In the course of a lifetime, there will be several million, or more, occasions when you will feel insecure. Accept your insecurity every single time. When you do that, your awareness, through your acceptance, will remind you each time that the security you crave for is a myth. Then insecurity will not hound and haunt you. You will be free from it. You will then be happy despite your circumstances.
You too can be courageous in a situation – if you choose to face whatever you fear!
A reader of my Book ‘Fall Like A Rose Petal’ (Westland) met me at The Uncommon Leader Event I was curating last evening. He said he found my Book very useful in developing the courage to deal with his own Life: “I was running away from my problems. Your story inspired me to turn around and face Life. Thank you!”
I am grateful to this reader for his feedback. It makes me feel blessed that our experience and learnings are useful for someone, somewhere.
It is only through living with fear, from feeling insecure, desperate and despondent, that I personally woke up to the futility of those emotions. When I was tired of living that way, I decided to turn around and face my situation. And, interestingly, what I feared most stopped haunting me. In fact, my worst fears have never come true and only facing my fears have made me be courageous in dark, apparently, no-go situations!
To be sure, fear spares no one. Even so, interestingly, all of us have the ability to be courageous. Because courage is not the absence of fear. Courage is what fear delivers when you face up to the fear. Only when you face up to something, will you realize that it cannot harm you; only what you run away from chases you, haunts you.

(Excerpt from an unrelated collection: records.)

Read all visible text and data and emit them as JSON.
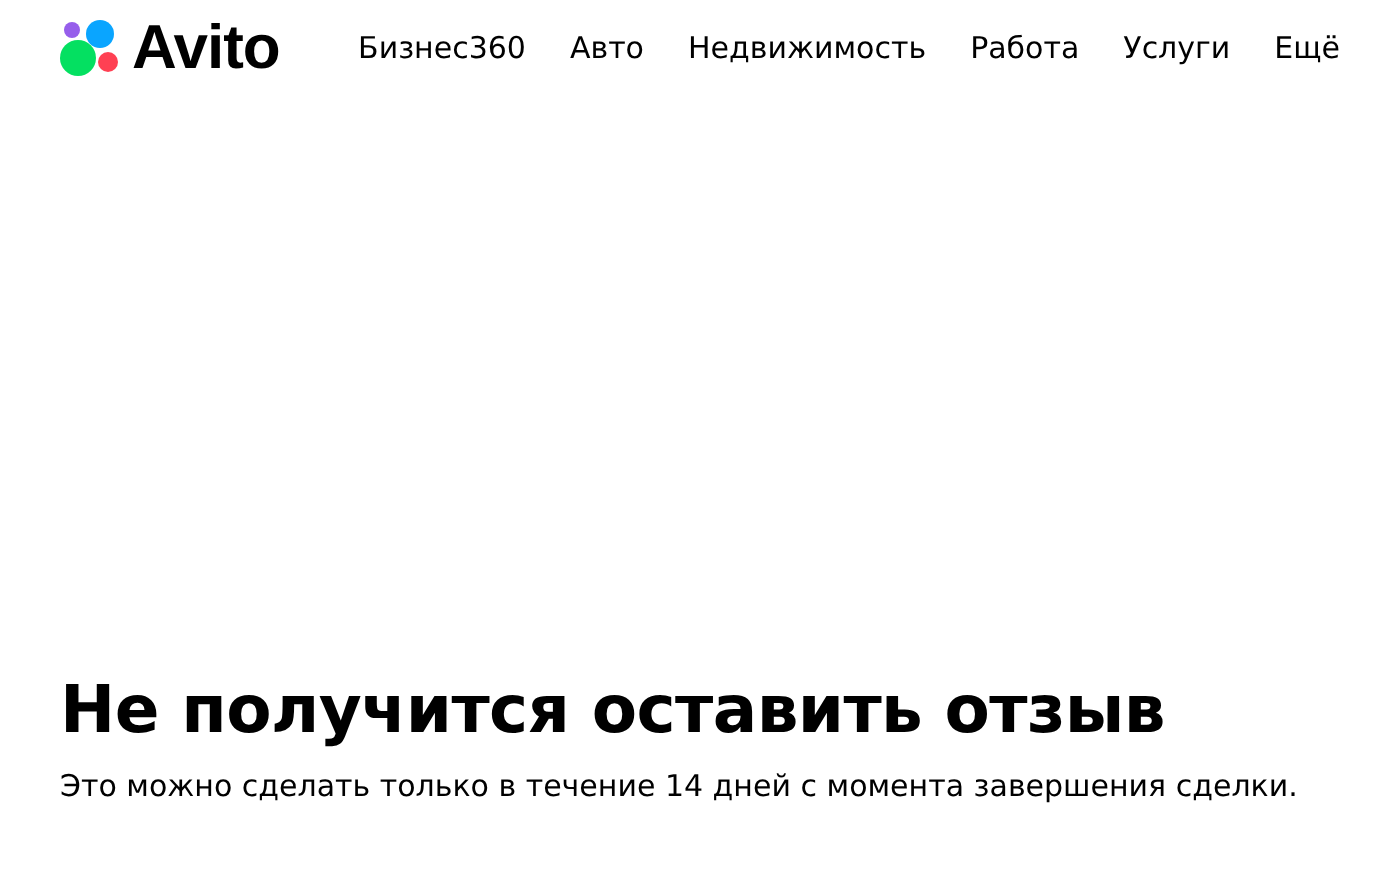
{
  "header": {
    "logo": "Avito",
    "nav": [
      "Бизнес360",
      "Авто",
      "Недвижимость",
      "Работа",
      "Услуги",
      "Ещё"
    ]
  },
  "message": {
    "title": "Не получится оставить отзыв",
    "text": "Это можно сделать только в течение 14 дней с момента завершения сделки."
  }
}
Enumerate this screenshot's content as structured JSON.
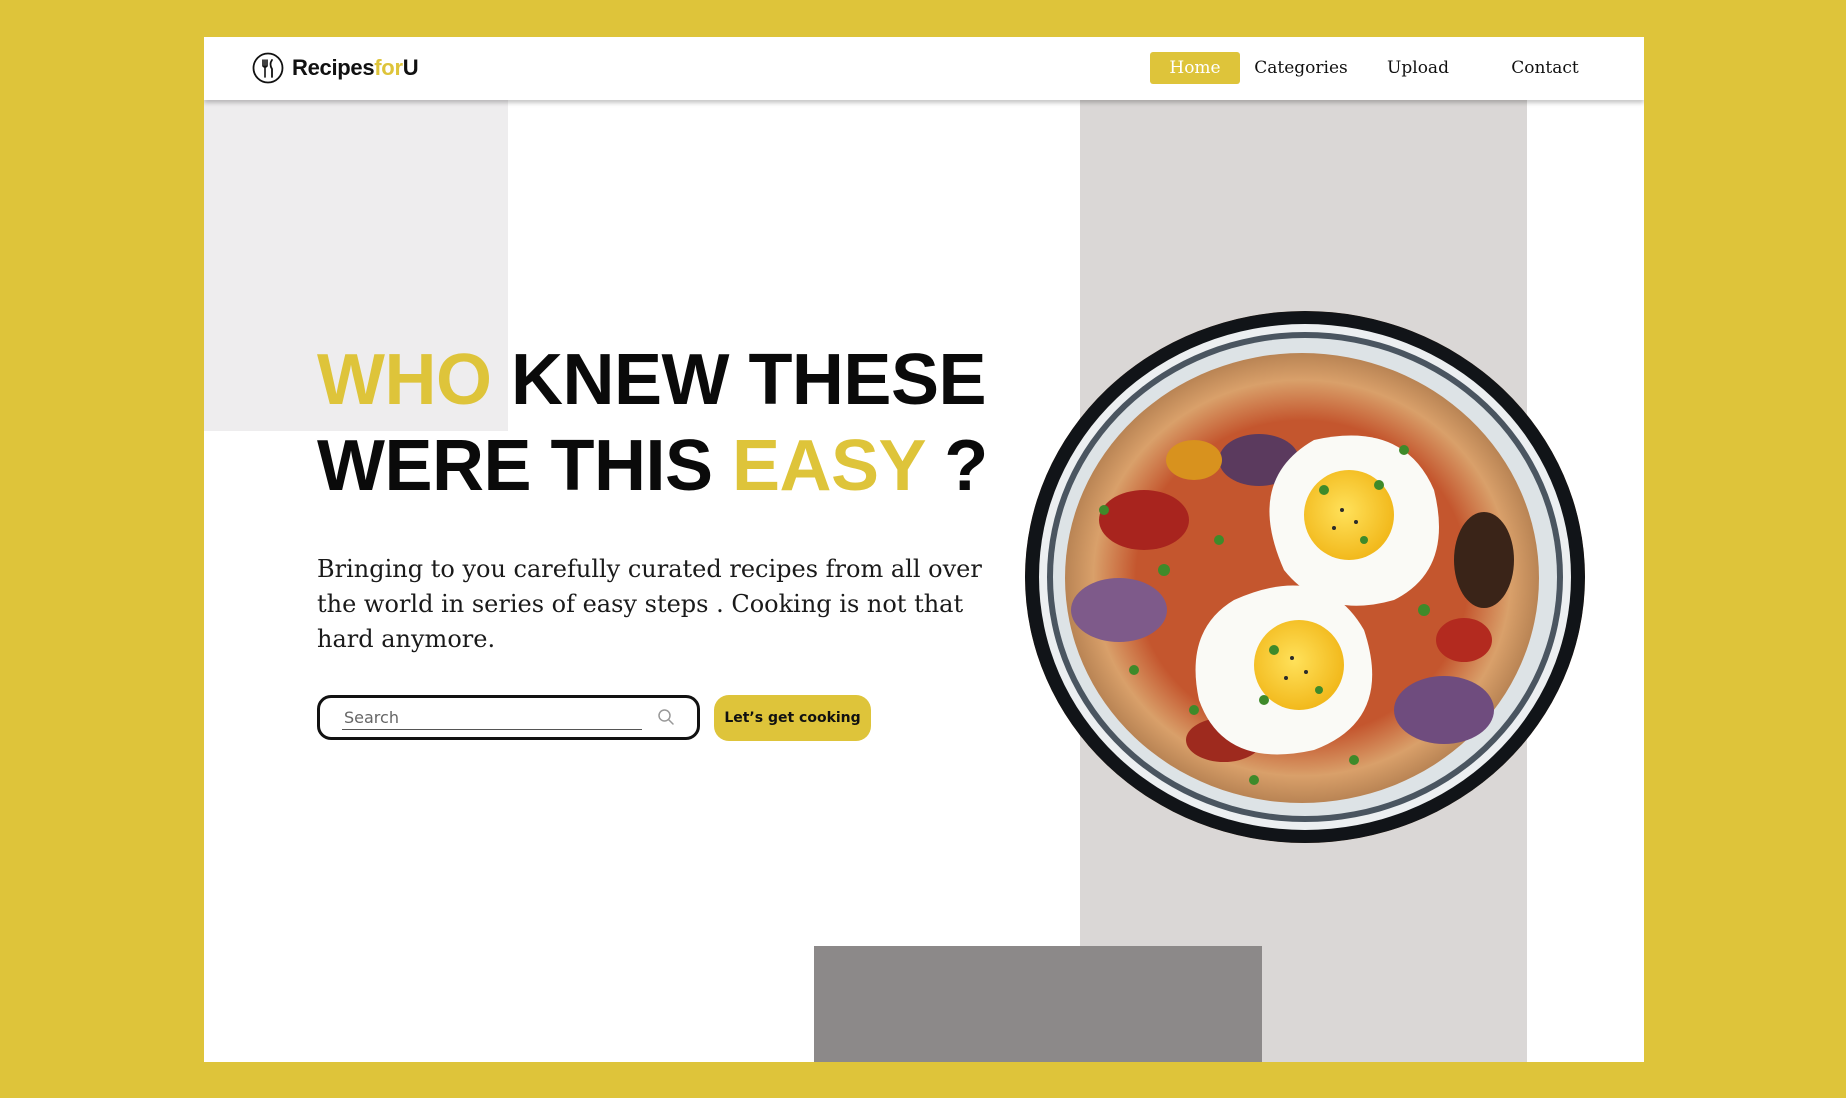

For instance, with a health challenge like cancer, you will feel fearful of death. But as long as you run scared of death, it will torment you. But the moment you discover that death is a non-negotiable eventuality that all of us who are born have to confront, you will no longer fear death. Then you start living. And you begin to feel blessed that at least you reasonably know how much time you have left to live. So, you start investing in the process of living than obsess with the process of dying. Clearly, fear of death has delivered to you the ability, the courage, to live simply because you stopped running away from death.
So, it is with every Life situation. The more you run away from a problem, the more fearful you will be. When you face it, the problem, even if it doesn’t go away, will at least stop tormenting you. Try this approach on anything that you are dealing with presently – watch your fear dissolve and feel the courage rising in you! Let me assure you, you will feel infinitely stronger, no matter what your circumstances are!
- Even wishing a situation doesn’t exist is a luxury many don’t have. Anand Jon surely doesn’t!
- The only way to be free from suffering is to accept pain: Assuming his cases are not immediately reopened through appeal (at the moment, the family does not have the financial wherewithal to support this) in a higher US court, what other way does Anand Jon have than to accept his Life for what it is?